Web page and app entries
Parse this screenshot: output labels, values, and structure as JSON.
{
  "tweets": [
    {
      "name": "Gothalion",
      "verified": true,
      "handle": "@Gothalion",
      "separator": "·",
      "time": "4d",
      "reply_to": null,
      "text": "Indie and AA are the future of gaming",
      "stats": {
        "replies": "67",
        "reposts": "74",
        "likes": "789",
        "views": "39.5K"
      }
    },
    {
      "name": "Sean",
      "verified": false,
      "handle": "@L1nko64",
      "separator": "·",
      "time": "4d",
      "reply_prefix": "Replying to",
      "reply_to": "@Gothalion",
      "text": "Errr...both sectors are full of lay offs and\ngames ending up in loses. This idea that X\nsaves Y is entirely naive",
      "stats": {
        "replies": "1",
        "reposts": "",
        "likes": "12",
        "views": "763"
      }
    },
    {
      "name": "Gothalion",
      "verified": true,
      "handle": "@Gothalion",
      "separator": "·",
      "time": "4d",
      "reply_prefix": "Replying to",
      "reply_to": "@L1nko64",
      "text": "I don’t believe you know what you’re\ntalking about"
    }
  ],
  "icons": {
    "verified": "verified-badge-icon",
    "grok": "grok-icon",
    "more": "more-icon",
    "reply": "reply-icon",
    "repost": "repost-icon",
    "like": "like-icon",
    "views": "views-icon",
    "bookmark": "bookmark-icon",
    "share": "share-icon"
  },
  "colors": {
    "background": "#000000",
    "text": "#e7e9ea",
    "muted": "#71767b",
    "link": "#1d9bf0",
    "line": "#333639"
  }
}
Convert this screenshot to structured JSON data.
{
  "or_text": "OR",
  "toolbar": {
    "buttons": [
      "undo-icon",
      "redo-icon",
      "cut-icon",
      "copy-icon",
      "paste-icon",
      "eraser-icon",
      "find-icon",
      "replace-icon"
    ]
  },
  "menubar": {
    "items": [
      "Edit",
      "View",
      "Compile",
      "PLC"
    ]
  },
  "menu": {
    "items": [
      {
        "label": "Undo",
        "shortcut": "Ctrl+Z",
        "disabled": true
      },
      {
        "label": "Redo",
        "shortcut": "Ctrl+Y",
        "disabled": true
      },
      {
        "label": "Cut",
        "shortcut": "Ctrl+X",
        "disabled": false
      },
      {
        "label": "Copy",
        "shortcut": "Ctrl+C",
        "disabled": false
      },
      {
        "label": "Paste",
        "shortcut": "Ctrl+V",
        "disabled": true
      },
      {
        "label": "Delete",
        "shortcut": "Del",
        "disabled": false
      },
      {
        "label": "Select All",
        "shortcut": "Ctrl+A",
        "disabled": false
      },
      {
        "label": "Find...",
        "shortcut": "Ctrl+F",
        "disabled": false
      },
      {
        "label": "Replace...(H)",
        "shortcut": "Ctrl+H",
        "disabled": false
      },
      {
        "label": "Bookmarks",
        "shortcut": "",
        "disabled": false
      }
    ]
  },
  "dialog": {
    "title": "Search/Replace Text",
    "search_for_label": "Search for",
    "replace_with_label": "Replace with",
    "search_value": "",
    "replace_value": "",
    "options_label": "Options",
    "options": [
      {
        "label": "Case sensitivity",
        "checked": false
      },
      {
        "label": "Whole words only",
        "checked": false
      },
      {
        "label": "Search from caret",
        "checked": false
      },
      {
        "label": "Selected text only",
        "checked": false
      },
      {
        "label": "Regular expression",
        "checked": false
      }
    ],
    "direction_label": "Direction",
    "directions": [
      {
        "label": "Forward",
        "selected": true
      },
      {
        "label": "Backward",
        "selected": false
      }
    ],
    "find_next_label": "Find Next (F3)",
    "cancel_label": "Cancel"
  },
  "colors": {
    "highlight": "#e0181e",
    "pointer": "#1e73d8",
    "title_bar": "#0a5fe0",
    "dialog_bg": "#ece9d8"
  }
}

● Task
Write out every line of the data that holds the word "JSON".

● Answer to this exercise
Parse this screenshot: output labels, values, and structure as JSON.
Convert this screenshot to structured JSON data.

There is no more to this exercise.